Switching up the ingredient amounts but keeping the process the same, I came up with these FANTASTIC cider vinegar-glazed chicken sausages. It’s one of those recipes that is so super simple, but the flavor is out of this world. I only wish all of my kitchen experiments would end this successfully! I paired the rich, tangy sausages with an easy cabbage saute; the sweet and tart combo are a match made in heaven. It’s definitely my new go-to dinner recipe, and I think it should be yours, too.

(Image credit: Apartment Therapy)

Cider Vinegar-Glazed Chicken Sausage

Serves 4

Nutritional Info


For the sausage:

  • Canola oil

  • 1 pound

    chicken sausage (I tested with mild Italian)

  • 1 cup

    chicken stock

  • 1/2 cup

    cider vinegar

  • 2 tablespoons

    brown sugar

For the cabbage:

  • Olive oil

  • 1

    sweet onion, chopped or thinly sliced

  • 2 to 3 cloves

    garlic, minced

  • 1

    head green cabbage, shredded

  • Salt and freshly ground pepper, to taste


  1. For the sausage, heat a couple tablespoons oil in a large braising pan (or skillet with flat sides) over medium-high to high heat. Add the sausages and cook, turning occasionally, until golden-brown on all sides, about 8-10 minutes.

  2. Pour in the chicken stock, cider vinegar, and brown sugar. Bring the liquid to a boil, cover, and continue cooking over medium-high to high heat, undisturbed, for 10 minutes. Remove the cover and continue to boil until the liquid has cooked out and the sauce is dark brown, thick, and glossy, about 15 minutes. Serve with braised cabbage and spicy mustard.

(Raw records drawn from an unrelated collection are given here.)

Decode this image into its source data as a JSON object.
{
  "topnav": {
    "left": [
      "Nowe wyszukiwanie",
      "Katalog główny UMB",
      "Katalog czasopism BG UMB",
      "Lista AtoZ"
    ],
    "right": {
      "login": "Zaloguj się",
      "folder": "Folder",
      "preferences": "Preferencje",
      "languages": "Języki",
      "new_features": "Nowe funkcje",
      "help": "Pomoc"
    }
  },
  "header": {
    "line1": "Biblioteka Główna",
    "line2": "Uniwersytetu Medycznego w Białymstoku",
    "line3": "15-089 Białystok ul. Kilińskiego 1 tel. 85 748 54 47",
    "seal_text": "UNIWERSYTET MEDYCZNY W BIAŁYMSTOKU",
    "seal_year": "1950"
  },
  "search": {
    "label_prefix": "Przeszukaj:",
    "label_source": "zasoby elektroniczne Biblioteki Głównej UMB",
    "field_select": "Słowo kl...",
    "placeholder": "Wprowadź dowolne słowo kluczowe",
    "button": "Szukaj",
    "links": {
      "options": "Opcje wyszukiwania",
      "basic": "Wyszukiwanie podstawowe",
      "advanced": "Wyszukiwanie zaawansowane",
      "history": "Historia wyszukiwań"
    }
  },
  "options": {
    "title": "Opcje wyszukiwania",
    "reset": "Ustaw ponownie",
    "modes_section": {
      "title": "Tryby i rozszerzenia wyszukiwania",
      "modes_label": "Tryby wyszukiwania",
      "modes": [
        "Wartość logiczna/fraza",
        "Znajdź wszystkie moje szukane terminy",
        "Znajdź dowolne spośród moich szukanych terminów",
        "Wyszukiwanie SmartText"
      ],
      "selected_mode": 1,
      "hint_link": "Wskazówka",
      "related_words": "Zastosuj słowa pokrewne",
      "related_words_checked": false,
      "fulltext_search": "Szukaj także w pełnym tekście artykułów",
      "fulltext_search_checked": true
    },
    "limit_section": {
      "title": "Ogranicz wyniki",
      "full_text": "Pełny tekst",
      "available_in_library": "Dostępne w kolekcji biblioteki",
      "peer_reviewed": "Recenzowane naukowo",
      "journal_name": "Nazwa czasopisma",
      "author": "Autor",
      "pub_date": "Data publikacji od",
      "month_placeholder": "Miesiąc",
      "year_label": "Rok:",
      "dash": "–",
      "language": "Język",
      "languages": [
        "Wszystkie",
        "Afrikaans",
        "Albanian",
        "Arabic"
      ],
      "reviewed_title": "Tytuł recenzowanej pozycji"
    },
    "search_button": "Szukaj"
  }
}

  3. For the cabbage, heat a few tablespoons olive oil in a Dutch oven over medium-high to high heat. Saute the onions until soft and translucent, about 5 minutes. Add the garlic and cook for another 30 seconds to a minute. Add a large handful of cabbage, stirring aggressively to coat in oil. Continue adding cabbage, a fistful at a time, adding more olive oil as needed. Season generously with salt and pepper. Lower heat to medium and cook, stirring frequently, until the cabbage is tender, about 20 minutes. Adjust seasoning and serve with glazed chicken sausages.

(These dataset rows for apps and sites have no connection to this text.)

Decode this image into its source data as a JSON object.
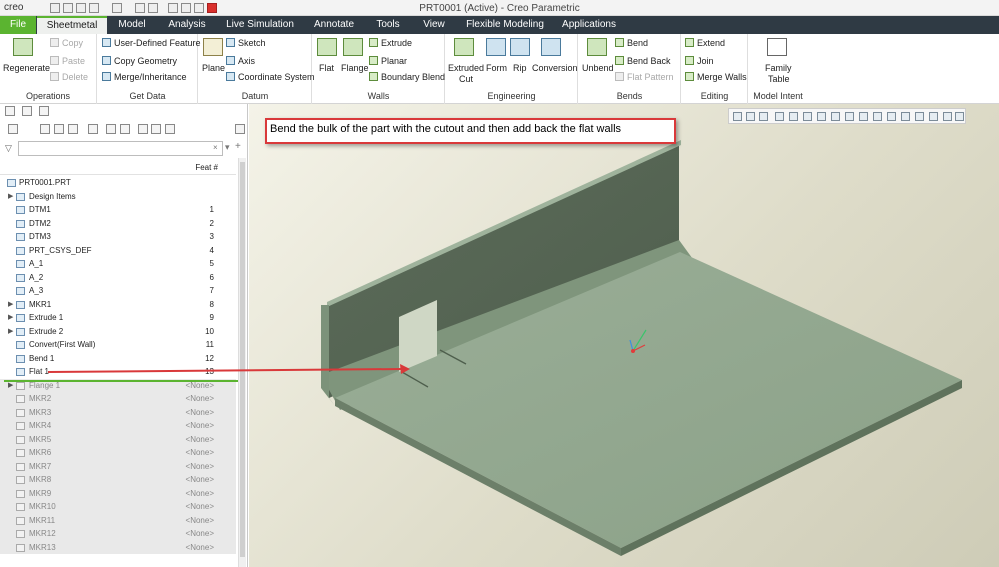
{
  "titlebar": {
    "logo": "creo",
    "title": "PRT0001 (Active) - Creo Parametric"
  },
  "menu": {
    "tabs": [
      "File",
      "Sheetmetal",
      "Model",
      "Analysis",
      "Live Simulation",
      "Annotate",
      "Tools",
      "View",
      "Flexible Modeling",
      "Applications"
    ]
  },
  "ribbon": {
    "operations": {
      "regenerate": "Regenerate",
      "copy": "Copy",
      "paste": "Paste",
      "delete": "Delete",
      "label": "Operations"
    },
    "getdata": {
      "udf": "User-Defined Feature",
      "copygeom": "Copy Geometry",
      "merge": "Merge/Inheritance",
      "label": "Get Data"
    },
    "datum": {
      "plane": "Plane",
      "sketch": "Sketch",
      "axis": "Axis",
      "csys": "Coordinate System",
      "label": "Datum"
    },
    "walls": {
      "flat": "Flat",
      "flange": "Flange",
      "extrude": "Extrude",
      "planar": "Planar",
      "boundary": "Boundary Blend",
      "label": "Walls"
    },
    "engineering": {
      "cut1": "Extruded",
      "cut2": "Cut",
      "form": "Form",
      "rip": "Rip",
      "conversion": "Conversion",
      "label": "Engineering"
    },
    "bends": {
      "unbend": "Unbend",
      "bend": "Bend",
      "bendback": "Bend Back",
      "flatpattern": "Flat Pattern",
      "label": "Bends"
    },
    "editing": {
      "extend": "Extend",
      "join": "Join",
      "mergewalls": "Merge Walls",
      "label": "Editing"
    },
    "intent": {
      "ft1": "Family",
      "ft2": "Table",
      "label": "Model Intent"
    }
  },
  "tree": {
    "col_header": "Feat #",
    "items": [
      {
        "label": "PRT0001.PRT",
        "num": "",
        "exp": ""
      },
      {
        "label": "Design Items",
        "num": "",
        "exp": "▶"
      },
      {
        "label": "DTM1",
        "num": "1",
        "exp": ""
      },
      {
        "label": "DTM2",
        "num": "2",
        "exp": ""
      },
      {
        "label": "DTM3",
        "num": "3",
        "exp": ""
      },
      {
        "label": "PRT_CSYS_DEF",
        "num": "4",
        "exp": ""
      },
      {
        "label": "A_1",
        "num": "5",
        "exp": ""
      },
      {
        "label": "A_2",
        "num": "6",
        "exp": ""
      },
      {
        "label": "A_3",
        "num": "7",
        "exp": ""
      },
      {
        "label": "MKR1",
        "num": "8",
        "exp": "▶"
      },
      {
        "label": "Extrude 1",
        "num": "9",
        "exp": "▶"
      },
      {
        "label": "Extrude 2",
        "num": "10",
        "exp": "▶"
      },
      {
        "label": "Convert(First Wall)",
        "num": "11",
        "exp": ""
      },
      {
        "label": "Bend 1",
        "num": "12",
        "exp": ""
      },
      {
        "label": "Flat 1",
        "num": "13",
        "exp": ""
      },
      {
        "label": "Flange 1",
        "num": "<None>",
        "exp": "▶"
      },
      {
        "label": "MKR2",
        "num": "<None>",
        "exp": ""
      },
      {
        "label": "MKR3",
        "num": "<None>",
        "exp": ""
      },
      {
        "label": "MKR4",
        "num": "<None>",
        "exp": ""
      },
      {
        "label": "MKR5",
        "num": "<None>",
        "exp": ""
      },
      {
        "label": "MKR6",
        "num": "<None>",
        "exp": ""
      },
      {
        "label": "MKR7",
        "num": "<None>",
        "exp": ""
      },
      {
        "label": "MKR8",
        "num": "<None>",
        "exp": ""
      },
      {
        "label": "MKR9",
        "num": "<None>",
        "exp": ""
      },
      {
        "label": "MKR10",
        "num": "<None>",
        "exp": ""
      },
      {
        "label": "MKR11",
        "num": "<None>",
        "exp": ""
      },
      {
        "label": "MKR12",
        "num": "<None>",
        "exp": ""
      },
      {
        "label": "MKR13",
        "num": "<None>",
        "exp": ""
      }
    ]
  },
  "annotation": "Bend the bulk of the part with the cutout and then add back the flat walls",
  "colors": {
    "accent": "#5bb430",
    "menubar": "#2f3a44",
    "part": "#8fa48c",
    "arrow": "#d9393a"
  }
}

Wine Recommendation from Mary Gorman McAdams With this dish you could opt for a number of different wine styles. But today I am thinking rosé – perhaps because the days are getting warmer. I would pair this dish with a refreshing medium to full-bodied dry rosé wine. Something from Provence or the Languedoc in France, or Spain – wines with a slightly spicy finish both to bring out the rich flavors in the sausage and also compliment the cabbage and sufficient acidity to balance the cider vinegar. The tannin in the wine will also help cut the richness of the dish.
2011 Minervois Rosé, La Tour Boisée, Languedoc, France, $10 – Dry, refreshing with aromas and flavors of wild red berries, cherries, dried herbs hints of peppery spice and garrigue.
2011 Muga Rioja Rosé, Rioja, Spain, $12 – More earthy and woodsy, ripe strawberry compote, cranberry, hints of leather, anise and underbrush.

Mary Gorman-McAdams, MW (Master of Wine), is a New York based wine educator, freelance writer and consultant.

(Image credit: Apartment Therapy)

(Images: Nealey Dozier)